* [TASK TO COMPLETE]: Retype the entries exactly, keeping every line intact.

Records from a dataset:
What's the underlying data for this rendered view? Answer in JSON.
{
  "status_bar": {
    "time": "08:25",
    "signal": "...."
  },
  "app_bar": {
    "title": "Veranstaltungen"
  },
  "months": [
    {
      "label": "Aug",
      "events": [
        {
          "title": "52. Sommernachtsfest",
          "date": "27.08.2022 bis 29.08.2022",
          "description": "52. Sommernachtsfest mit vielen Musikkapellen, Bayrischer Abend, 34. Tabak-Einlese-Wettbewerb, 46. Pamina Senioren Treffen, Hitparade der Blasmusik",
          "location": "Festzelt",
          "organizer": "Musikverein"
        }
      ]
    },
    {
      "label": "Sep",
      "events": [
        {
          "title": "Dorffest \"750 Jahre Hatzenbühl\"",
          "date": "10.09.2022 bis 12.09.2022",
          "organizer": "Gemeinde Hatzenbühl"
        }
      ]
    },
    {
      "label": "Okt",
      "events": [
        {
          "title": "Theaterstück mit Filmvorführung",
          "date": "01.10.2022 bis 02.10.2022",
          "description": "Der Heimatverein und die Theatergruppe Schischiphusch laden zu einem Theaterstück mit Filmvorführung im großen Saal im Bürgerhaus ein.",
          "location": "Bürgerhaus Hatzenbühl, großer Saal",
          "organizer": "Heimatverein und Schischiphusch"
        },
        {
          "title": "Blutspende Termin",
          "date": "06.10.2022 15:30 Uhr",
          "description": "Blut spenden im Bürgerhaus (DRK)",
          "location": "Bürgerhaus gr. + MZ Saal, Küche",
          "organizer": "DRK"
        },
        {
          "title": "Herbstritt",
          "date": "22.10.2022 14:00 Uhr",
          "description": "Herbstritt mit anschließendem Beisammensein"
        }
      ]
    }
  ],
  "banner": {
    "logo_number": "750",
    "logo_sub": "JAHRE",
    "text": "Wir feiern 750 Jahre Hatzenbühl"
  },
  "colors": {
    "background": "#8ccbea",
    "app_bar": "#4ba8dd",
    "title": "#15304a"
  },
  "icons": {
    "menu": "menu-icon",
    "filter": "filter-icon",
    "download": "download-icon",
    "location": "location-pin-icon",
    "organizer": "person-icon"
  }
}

* [SOLUTION TO THE EXERCISE]:
What's the underlying data for this rendered view? Answer in JSON.
{
  "status_bar": {
    "time": "08:25",
    "signal": "...."
  },
  "app_bar": {
    "title": "Veranstaltungen"
  },
  "months": [
    {
      "label": "Aug",
      "events": [
        {
          "title": "52. Sommernachtsfest",
          "date": "27.08.2022 bis 29.08.2022",
          "description": "52. Sommernachtsfest mit vielen Musikkapellen, Bayrischer Abend, 34. Tabak-Einlese-Wettbewerb, 46. Pamina Senioren Treffen, Hitparade der Blasmusik",
          "location": "Festzelt",
          "organizer": "Musikverein"
        }
      ]
    },
    {
      "label": "Sep",
      "events": [
        {
          "title": "Dorffest \"750 Jahre Hatzenbühl\"",
          "date": "10.09.2022 bis 12.09.2022",
          "organizer": "Gemeinde Hatzenbühl"
        }
      ]
    },
    {
      "label": "Okt",
      "events": [
        {
          "title": "Theaterstück mit Filmvorführung",
          "date": "01.10.2022 bis 02.10.2022",
          "description": "Der Heimatverein und die Theatergruppe Schischiphusch laden zu einem Theaterstück mit Filmvorführung im großen Saal im Bürgerhaus ein.",
          "location": "Bürgerhaus Hatzenbühl, großer Saal",
          "organizer": "Heimatverein und Schischiphusch"
        },
        {
          "title": "Blutspende Termin",
          "date": "06.10.2022 15:30 Uhr",
          "description": "Blut spenden im Bürgerhaus (DRK)",
          "location": "Bürgerhaus gr. + MZ Saal, Küche",
          "organizer": "DRK"
        },
        {
          "title": "Herbstritt",
          "date": "22.10.2022 14:00 Uhr",
          "description": "Herbstritt mit anschließendem Beisammensein"
        }
      ]
    }
  ],
  "banner": {
    "logo_number": "750",
    "logo_sub": "JAHRE",
    "text": "Wir feiern 750 Jahre Hatzenbühl"
  },
  "colors": {
    "background": "#8ccbea",
    "app_bar": "#4ba8dd",
    "title": "#15304a"
  },
  "icons": {
    "menu": "menu-icon",
    "filter": "filter-icon",
    "download": "download-icon",
    "location": "location-pin-icon",
    "organizer": "person-icon"
  }
}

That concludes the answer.